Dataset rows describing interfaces
- - -
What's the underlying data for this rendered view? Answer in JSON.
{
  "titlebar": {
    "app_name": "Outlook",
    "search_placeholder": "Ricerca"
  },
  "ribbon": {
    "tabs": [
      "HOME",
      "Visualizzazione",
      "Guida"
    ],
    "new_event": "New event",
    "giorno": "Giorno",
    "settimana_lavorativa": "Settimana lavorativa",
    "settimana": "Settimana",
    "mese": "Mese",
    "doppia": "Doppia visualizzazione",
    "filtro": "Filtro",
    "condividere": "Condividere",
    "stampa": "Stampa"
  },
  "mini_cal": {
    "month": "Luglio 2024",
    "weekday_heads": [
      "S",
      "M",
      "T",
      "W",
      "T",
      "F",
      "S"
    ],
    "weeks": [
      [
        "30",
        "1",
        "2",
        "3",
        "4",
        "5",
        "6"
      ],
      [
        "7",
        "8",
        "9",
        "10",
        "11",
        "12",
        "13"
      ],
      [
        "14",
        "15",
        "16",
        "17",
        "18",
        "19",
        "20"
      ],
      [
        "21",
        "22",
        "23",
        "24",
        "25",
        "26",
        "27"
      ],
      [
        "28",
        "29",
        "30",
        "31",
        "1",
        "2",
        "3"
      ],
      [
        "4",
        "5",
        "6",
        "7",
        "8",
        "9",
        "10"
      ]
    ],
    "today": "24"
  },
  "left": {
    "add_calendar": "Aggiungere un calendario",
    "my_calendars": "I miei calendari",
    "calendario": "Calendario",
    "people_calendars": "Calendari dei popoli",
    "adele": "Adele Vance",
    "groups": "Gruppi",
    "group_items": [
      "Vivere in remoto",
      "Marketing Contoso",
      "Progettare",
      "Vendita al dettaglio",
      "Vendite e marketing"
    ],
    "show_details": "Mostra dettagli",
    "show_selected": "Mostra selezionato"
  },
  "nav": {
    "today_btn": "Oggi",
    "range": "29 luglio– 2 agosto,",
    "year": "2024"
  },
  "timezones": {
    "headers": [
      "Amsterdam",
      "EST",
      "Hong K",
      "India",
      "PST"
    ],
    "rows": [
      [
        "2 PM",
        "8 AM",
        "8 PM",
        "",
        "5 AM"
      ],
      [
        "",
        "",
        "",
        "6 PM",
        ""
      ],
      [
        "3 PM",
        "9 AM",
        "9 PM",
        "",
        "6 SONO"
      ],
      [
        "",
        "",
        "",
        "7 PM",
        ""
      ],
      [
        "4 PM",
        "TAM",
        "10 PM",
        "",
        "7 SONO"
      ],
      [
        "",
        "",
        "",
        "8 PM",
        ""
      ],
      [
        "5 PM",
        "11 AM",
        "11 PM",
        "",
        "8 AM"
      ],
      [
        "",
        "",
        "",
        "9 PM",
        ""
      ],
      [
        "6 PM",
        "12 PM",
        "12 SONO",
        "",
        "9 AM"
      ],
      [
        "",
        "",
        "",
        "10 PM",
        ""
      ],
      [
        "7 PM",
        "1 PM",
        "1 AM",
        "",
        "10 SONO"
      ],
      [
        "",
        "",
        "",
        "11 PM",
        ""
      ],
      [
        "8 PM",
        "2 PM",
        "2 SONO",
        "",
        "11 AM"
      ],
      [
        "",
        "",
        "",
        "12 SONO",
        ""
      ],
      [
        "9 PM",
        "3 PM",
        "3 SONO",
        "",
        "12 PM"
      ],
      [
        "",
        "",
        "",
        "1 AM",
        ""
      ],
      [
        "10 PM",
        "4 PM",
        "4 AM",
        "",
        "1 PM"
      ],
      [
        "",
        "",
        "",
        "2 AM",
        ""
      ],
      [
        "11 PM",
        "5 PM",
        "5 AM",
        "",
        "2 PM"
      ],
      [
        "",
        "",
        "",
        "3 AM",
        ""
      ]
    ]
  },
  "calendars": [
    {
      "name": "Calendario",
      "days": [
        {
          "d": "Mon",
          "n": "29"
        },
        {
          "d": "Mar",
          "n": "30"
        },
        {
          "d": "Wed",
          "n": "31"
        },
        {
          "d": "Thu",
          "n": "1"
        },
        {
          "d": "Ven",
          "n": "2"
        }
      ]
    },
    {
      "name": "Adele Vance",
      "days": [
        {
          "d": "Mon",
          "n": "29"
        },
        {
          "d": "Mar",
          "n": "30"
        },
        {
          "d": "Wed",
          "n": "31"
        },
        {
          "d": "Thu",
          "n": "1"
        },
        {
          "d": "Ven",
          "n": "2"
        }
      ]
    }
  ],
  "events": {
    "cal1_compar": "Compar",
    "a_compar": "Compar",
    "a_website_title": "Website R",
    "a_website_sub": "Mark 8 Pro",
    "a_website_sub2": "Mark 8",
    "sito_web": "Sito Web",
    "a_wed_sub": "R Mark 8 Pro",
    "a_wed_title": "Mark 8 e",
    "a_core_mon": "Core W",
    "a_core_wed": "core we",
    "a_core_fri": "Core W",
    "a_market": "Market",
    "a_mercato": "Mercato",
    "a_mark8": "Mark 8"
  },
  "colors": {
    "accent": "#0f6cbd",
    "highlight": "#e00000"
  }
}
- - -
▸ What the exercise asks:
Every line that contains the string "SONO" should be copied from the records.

▸ Response to the exercise:
        "6 SONO"
        "7 SONO"
        "12 SONO",
        "10 SONO"
        "2 SONO",
        "12 SONO",
        "3 SONO",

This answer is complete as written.